Wednesday, June 15, 2011


When I was growing up, I used to drive by fields of growing crops waving calmly in the wind, or see the pastures with cows placidly chewing their cud and think, "Farming....My, what a calm and peaceful life."

Excuse me while I fall over laughing at my naivete.

Farming is anything but calm, peaceful and idyllic. 
It is working in the cold November air (sometimes in rain or snow!) power washing machinery so we can put it away clean, which we hope will keep the coons and mice from making messes, chewing wires, and being a nuisance. 

It is spending all winter taking classes, going to meetings, drawing up budgets, paying bills, attending workshops, making lists of needed repairs, and shopping for equipment. 

It is working in late winter and early spring in the cold barn and muddy barnyard replacing bearings, belts, changing oil filters, and all manner of other maintenance. 

It is suddenly realizing you forgot an important repair, and yet should be heading to the field in 2 days. 

It is spending the hours between sun up and sundown - and sometimes also the hours between sundown and sun up! - in the seat of a tractor doing tillage work, planting corn or soybeans, or moving from one field to another.
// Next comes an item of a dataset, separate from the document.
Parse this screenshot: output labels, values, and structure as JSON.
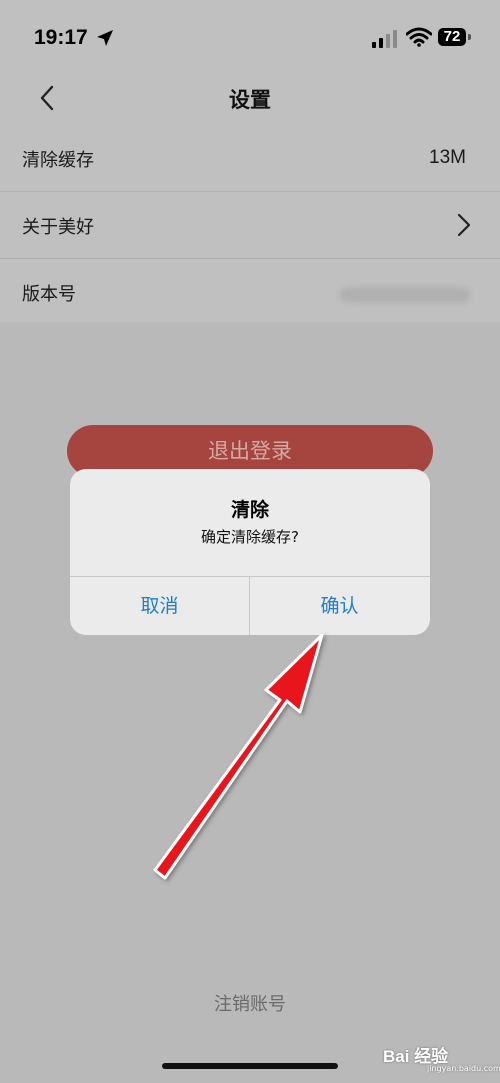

Only stopping to fuel up or fill the seed boxes/bins.

It is sleeping for 2 hours and having to get back up to do it all over again. And sometimes that sleep happens in the cab of the pickup because you were too tired to drive the 5 miles home to bed.

It is standing at the window watching the wind blow and the rain pound, knowing the seed you planted earlier in the day is going to be washed away or packed in the ground so hard you will have to replant. 

It is watching the cloudless sky as you keep on planting, praying for a rain so the struggling seedlings will have moisture to grow. 

It is going crop scouting and discovering the cornfield that look fabulous a few days ago is ruined by a little thing called a cutworm that chewed off the plants right to the ground.

It is FINALLY finishing the tillage, planting, spraying, replanting, and fertilizing.....just in time to get the combine out and ready to harvest the wheat.

It is holding down an off-farm job while doing all of the above. And still trying to make time for family, to not neglect the study of God's Word, or the assembling of fellow believers. Trying to be sure the lines of communication stay open with spouse so you don't feel completely disconnected and just ships passing in the night.

Yes, it's not the calm, peaceful, easy life I envisioned as a young person passing fields and barnyards and pastures of farmers I didn't know. But it is an amazing life. One that pretty much requires a rather deep trust in the Lord. If you don't, you can have a life completely taken over by worry, regret, disappointments, and distrust.

It is amazing because I get to watch my husband grow as a man. A man who falls on his face before God. Who isn't afraid to admit his mistakes. Who can cry at the goodness of our Lord. Who can get down on his knees with his children and point them to their loving Heavenly Father. Who can come home covered in the day's grime and not mind his children clamoring joyously all over him as he stretches out on the floor to 'rest for a minute' - and promptly begins snoring. A man who never forgets to give a simple squeeze of his hand to say "I love you", even when his mouth is too tired to say it.
It is a good life because we get to teach our children about the power of prayer as we pray specific things. Like how much rain we need, and how we would like it to come. Or praying Daddy's utility trailer home from the field when the tire is obviously about to blow - and how we can thank the Lord Jesus because it was ok all the way to being parked in the barn before it gave out. Or thanking the Lord for his plan, even when we don't see it in the discovery of the cutworms and having to rip up the field and start over. Because God's ways are ALWAYS higher than our ways.

On a movie I used to watch growing up, one of the farmer's wives told a lady struggling to survive the harsh realities of farm life during the late 1800's: "you have to write your name on the land to live here." I think after the first few years of struggling to understand and really embrace and become one with the crazy ups and downs of this life, the dirt I just dumped out of my boots and brushed out of my hair bears witness that my name is finally firmly etched in this land. And I wouldn't have it any other way.

No comments:

Post a Comment